A suspended Mobile judge who called Kay Ivey “Gov. MeMaw,” mocked Asians and cursed is returning to the bench after agreeing to several requirements, including judicial ethics and cultural sensitivity training, according to a report.
Mobile County Circuit Judge James Patterson, suspended since the Alabama Judicial Inquiry Commission began investigating complaints against him in June, is returning to the bench on Monday, Mobile County Presiding Circuit Judge Michael Youngpeter told Fox 10 in a report published Thursday.
A judge since 2017, Patterson is a Republican who has referred to his remarks as bad jokes.
Patterson referred to the 78-year-old Ivey as “Gov. MeMaw,” a disparaging term used by some critics, in an order complaining about her decision to make most people remain at home during the early days of the COVID-19 pandemic, the commission alleged, and he regularly used profanity while presiding over court sessions and in written orders.
Investigators said Patterson made an inappropriate remark about everyone in court being able to speak “Engrish” when he saw a potential juror who appeared to be of Asian descent.
Patterson quickly apologized to the jury pool for the remark, which he called a “stupid, stupid joke,” and subsequently denied any racism in a public post on social media.
“The liberals call everyone they disagree with a racist nowadays. I am nothing of the kind,” Patterson wrote in 2019, according to the commission’s complaint.
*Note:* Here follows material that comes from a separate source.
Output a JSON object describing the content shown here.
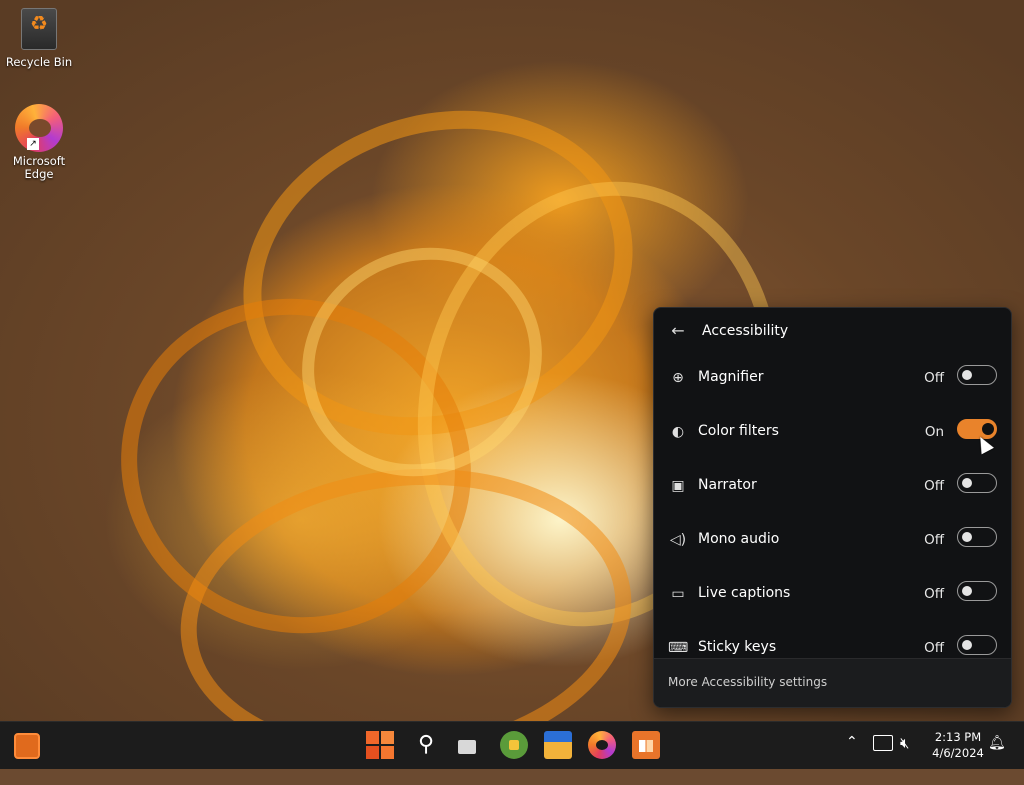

He defended his repeated use of “dead a– broke” to refer to Alabama’s underfunded court system, saying he has led the fight to increase funding.
Patterson apologized to Ivey in a letter in which he said his “Gov. MeMaw” remark “was a poor attempt at humor in the midst of this Covid-19 mess,” but continued using the term in reference to Ivey in discussions with lawyers, investigators found.
The commission and Patterson settled the case to pave the way for his return to the bench, according to Fox 10.
The judge agreed to public censure, training on cultural sensitivity and judicial ethics and meet with a mentor judge, who will submit a report on Patterson every two months, the outlet reported.